● **What to work on**: Restate the records so that not a single word differs.

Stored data
——
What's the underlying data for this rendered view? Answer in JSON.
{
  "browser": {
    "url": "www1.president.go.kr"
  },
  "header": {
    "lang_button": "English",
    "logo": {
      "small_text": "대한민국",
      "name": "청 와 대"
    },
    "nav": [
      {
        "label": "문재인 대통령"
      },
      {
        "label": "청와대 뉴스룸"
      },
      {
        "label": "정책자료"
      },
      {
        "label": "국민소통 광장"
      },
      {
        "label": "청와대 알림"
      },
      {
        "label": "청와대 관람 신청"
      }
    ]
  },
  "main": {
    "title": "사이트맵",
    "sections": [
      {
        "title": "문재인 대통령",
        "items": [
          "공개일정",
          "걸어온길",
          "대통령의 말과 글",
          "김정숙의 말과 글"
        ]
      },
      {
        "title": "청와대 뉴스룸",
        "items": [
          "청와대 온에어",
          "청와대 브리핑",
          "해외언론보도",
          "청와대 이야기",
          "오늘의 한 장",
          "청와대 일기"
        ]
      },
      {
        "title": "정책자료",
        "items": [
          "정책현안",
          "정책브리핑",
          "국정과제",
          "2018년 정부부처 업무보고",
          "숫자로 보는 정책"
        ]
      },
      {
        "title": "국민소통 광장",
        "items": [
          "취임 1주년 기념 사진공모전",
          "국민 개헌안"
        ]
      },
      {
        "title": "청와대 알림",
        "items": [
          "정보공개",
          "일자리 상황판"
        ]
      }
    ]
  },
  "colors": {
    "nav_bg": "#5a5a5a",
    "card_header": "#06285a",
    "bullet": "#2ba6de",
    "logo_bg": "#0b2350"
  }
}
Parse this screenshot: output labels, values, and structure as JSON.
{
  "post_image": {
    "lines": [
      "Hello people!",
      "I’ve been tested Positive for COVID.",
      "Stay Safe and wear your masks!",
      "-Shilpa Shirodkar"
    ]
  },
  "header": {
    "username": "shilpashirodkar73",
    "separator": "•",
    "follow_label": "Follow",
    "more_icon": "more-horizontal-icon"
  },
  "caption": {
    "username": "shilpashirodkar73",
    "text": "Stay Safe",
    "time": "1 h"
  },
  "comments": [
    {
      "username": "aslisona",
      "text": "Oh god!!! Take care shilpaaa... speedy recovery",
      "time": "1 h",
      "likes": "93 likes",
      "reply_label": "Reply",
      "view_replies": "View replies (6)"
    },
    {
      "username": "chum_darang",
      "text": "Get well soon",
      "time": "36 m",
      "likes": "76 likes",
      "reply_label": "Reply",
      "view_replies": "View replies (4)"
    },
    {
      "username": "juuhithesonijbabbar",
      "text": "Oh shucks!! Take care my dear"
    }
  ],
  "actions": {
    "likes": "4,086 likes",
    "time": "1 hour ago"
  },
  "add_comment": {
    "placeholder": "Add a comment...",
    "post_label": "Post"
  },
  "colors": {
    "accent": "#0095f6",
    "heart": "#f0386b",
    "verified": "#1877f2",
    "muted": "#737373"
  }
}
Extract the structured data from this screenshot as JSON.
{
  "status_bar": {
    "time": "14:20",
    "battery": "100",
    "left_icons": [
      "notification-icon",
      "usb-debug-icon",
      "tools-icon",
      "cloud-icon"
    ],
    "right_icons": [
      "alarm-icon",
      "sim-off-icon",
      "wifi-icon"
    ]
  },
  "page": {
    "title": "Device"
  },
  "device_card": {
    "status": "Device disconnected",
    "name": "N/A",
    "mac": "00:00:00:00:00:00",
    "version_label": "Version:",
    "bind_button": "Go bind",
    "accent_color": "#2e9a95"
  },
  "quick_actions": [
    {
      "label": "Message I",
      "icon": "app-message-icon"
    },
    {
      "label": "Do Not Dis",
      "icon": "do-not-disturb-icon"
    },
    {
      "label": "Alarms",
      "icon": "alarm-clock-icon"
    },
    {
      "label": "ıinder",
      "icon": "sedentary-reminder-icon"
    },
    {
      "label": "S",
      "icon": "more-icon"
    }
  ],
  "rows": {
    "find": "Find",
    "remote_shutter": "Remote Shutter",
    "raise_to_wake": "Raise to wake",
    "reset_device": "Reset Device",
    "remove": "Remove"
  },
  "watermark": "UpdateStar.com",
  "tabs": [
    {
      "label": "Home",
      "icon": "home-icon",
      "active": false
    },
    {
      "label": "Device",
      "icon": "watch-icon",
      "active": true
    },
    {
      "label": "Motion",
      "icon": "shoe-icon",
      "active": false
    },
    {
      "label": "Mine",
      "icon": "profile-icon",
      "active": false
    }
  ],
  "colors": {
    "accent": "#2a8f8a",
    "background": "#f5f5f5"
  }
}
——
● **The answer**:
What's the underlying data for this rendered view? Answer in JSON.
{
  "browser": {
    "url": "www1.president.go.kr"
  },
  "header": {
    "lang_button": "English",
    "logo": {
      "small_text": "대한민국",
      "name": "청 와 대"
    },
    "nav": [
      {
        "label": "문재인 대통령"
      },
      {
        "label": "청와대 뉴스룸"
      },
      {
        "label": "정책자료"
      },
      {
        "label": "국민소통 광장"
      },
      {
        "label": "청와대 알림"
      },
      {
        "label": "청와대 관람 신청"
      }
    ]
  },
  "main": {
    "title": "사이트맵",
    "sections": [
      {
        "title": "문재인 대통령",
        "items": [
          "공개일정",
          "걸어온길",
          "대통령의 말과 글",
          "김정숙의 말과 글"
        ]
      },
      {
        "title": "청와대 뉴스룸",
        "items": [
          "청와대 온에어",
          "청와대 브리핑",
          "해외언론보도",
          "청와대 이야기",
          "오늘의 한 장",
          "청와대 일기"
        ]
      },
      {
        "title": "정책자료",
        "items": [
          "정책현안",
          "정책브리핑",
          "국정과제",
          "2018년 정부부처 업무보고",
          "숫자로 보는 정책"
        ]
      },
      {
        "title": "국민소통 광장",
        "items": [
          "취임 1주년 기념 사진공모전",
          "국민 개헌안"
        ]
      },
      {
        "title": "청와대 알림",
        "items": [
          "정보공개",
          "일자리 상황판"
        ]
      }
    ]
  },
  "colors": {
    "nav_bg": "#5a5a5a",
    "card_header": "#06285a",
    "bullet": "#2ba6de",
    "logo_bg": "#0b2350"
  }
}
Parse this screenshot: output labels, values, and structure as JSON.
{
  "post_image": {
    "lines": [
      "Hello people!",
      "I’ve been tested Positive for COVID.",
      "Stay Safe and wear your masks!",
      "-Shilpa Shirodkar"
    ]
  },
  "header": {
    "username": "shilpashirodkar73",
    "separator": "•",
    "follow_label": "Follow",
    "more_icon": "more-horizontal-icon"
  },
  "caption": {
    "username": "shilpashirodkar73",
    "text": "Stay Safe",
    "time": "1 h"
  },
  "comments": [
    {
      "username": "aslisona",
      "text": "Oh god!!! Take care shilpaaa... speedy recovery",
      "time": "1 h",
      "likes": "93 likes",
      "reply_label": "Reply",
      "view_replies": "View replies (6)"
    },
    {
      "username": "chum_darang",
      "text": "Get well soon",
      "time": "36 m",
      "likes": "76 likes",
      "reply_label": "Reply",
      "view_replies": "View replies (4)"
    },
    {
      "username": "juuhithesonijbabbar",
      "text": "Oh shucks!! Take care my dear"
    }
  ],
  "actions": {
    "likes": "4,086 likes",
    "time": "1 hour ago"
  },
  "add_comment": {
    "placeholder": "Add a comment...",
    "post_label": "Post"
  },
  "colors": {
    "accent": "#0095f6",
    "heart": "#f0386b",
    "verified": "#1877f2",
    "muted": "#737373"
  }
}
Extract the structured data from this screenshot as JSON.
{
  "status_bar": {
    "time": "14:20",
    "battery": "100",
    "left_icons": [
      "notification-icon",
      "usb-debug-icon",
      "tools-icon",
      "cloud-icon"
    ],
    "right_icons": [
      "alarm-icon",
      "sim-off-icon",
      "wifi-icon"
    ]
  },
  "page": {
    "title": "Device"
  },
  "device_card": {
    "status": "Device disconnected",
    "name": "N/A",
    "mac": "00:00:00:00:00:00",
    "version_label": "Version:",
    "bind_button": "Go bind",
    "accent_color": "#2e9a95"
  },
  "quick_actions": [
    {
      "label": "Message I",
      "icon": "app-message-icon"
    },
    {
      "label": "Do Not Dis",
      "icon": "do-not-disturb-icon"
    },
    {
      "label": "Alarms",
      "icon": "alarm-clock-icon"
    },
    {
      "label": "ıinder",
      "icon": "sedentary-reminder-icon"
    },
    {
      "label": "S",
      "icon": "more-icon"
    }
  ],
  "rows": {
    "find": "Find",
    "remote_shutter": "Remote Shutter",
    "raise_to_wake": "Raise to wake",
    "reset_device": "Reset Device",
    "remove": "Remove"
  },
  "watermark": "UpdateStar.com",
  "tabs": [
    {
      "label": "Home",
      "icon": "home-icon",
      "active": false
    },
    {
      "label": "Device",
      "icon": "watch-icon",
      "active": true
    },
    {
      "label": "Motion",
      "icon": "shoe-icon",
      "active": false
    },
    {
      "label": "Mine",
      "icon": "profile-icon",
      "active": false
    }
  ],
  "colors": {
    "accent": "#2a8f8a",
    "background": "#f5f5f5"
  }
}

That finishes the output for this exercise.